Current location: Haslemere Educational Museum, Haslemere, Surrey, England.
(part of the Haslemere Educational Museum museum group)
Description: Canted rectangle; twisted rope edging (top and sides); date stamp top centre; arched rectangular style fireback with cavetto-moulded edge and fructed ‘vine’ plant design, impressed twice; vertical twisted rope length between. Damage to bottom corners.
Notes: A composite fireback using the impressions of another fireback repeated for a symmetrical design.
Current location: Hastings Museum and Art Gallery, Hastings, East Sussex, England.
Museum number: 952.51.65 (part of the Hastings Museum museum group)
Description: Fragment; arched rectangular fireback with embattled, cavetto-moulded edging; English Stuart royal shield, Garter, crown and supporters, stemmed rose and stemmed thistle, respectively, to left and right of crown; initials CR above crown; all within a plain border, with short lengths of twisted rope edging containing, at the top, the initial M between a split date; initials (only S surviving) below date.
Notes: A Carolean composite fireback. The armorial fireback includes stylistic elements - the form of the unicorn and of the harp - identical to those on two series of firebacks dated 1618 and 1619, indicating the work of the same pattern-maker; its width is 490mm.
Inscription: M / 1634 / [?] S / C R
Arms: English Stuart royal (Charles I)

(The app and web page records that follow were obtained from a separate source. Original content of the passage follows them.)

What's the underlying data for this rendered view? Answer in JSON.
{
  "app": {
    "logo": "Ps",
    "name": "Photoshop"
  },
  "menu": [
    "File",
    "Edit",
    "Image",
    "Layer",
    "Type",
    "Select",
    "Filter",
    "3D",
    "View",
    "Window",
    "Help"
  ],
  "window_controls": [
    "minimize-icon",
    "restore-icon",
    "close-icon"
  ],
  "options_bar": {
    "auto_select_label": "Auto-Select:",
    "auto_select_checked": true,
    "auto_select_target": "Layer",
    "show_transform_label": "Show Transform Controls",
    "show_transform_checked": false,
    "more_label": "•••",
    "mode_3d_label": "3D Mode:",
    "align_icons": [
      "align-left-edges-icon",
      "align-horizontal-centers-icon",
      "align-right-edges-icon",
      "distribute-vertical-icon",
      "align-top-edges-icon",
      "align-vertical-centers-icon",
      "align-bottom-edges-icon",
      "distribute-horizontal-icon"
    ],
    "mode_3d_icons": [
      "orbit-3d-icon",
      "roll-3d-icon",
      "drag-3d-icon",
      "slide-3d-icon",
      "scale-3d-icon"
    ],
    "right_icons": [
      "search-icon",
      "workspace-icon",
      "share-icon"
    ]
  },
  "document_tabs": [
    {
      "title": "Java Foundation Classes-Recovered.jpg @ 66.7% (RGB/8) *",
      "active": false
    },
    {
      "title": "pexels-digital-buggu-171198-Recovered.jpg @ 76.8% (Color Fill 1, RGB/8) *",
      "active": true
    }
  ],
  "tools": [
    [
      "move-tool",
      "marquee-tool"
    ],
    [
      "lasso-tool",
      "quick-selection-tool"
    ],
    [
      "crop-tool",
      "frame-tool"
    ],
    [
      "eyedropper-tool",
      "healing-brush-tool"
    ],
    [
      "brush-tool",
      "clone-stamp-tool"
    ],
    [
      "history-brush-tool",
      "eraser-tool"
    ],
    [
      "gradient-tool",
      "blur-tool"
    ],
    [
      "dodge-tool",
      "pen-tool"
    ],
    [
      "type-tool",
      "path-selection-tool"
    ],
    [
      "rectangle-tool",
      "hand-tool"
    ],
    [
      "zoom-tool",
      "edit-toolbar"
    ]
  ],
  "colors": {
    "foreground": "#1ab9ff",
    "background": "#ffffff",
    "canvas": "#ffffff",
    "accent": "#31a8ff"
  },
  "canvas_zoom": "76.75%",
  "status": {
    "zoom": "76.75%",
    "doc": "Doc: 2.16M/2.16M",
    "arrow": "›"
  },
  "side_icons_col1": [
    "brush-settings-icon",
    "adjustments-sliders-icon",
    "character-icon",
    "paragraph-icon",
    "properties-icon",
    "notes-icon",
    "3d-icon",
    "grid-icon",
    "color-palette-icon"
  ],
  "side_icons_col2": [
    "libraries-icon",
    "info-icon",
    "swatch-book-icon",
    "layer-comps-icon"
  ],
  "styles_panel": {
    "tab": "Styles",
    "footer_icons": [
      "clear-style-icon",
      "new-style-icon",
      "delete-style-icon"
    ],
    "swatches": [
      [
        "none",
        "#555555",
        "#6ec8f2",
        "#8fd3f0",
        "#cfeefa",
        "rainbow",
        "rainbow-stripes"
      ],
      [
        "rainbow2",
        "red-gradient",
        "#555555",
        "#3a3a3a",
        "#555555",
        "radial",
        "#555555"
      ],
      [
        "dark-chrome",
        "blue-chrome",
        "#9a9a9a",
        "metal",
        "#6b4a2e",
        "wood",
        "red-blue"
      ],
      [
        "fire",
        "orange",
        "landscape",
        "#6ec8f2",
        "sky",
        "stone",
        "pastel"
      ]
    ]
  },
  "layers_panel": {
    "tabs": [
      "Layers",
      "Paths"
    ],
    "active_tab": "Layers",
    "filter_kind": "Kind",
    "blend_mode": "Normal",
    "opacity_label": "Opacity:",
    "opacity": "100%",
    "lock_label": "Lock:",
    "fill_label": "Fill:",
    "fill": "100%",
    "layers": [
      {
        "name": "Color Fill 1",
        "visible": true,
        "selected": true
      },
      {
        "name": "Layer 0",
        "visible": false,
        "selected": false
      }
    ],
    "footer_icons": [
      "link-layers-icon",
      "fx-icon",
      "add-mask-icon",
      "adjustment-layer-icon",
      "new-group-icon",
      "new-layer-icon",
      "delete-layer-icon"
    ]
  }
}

Current location: Black and White House Museum, The Old House, High Town, Hereford, Herefordshire, England.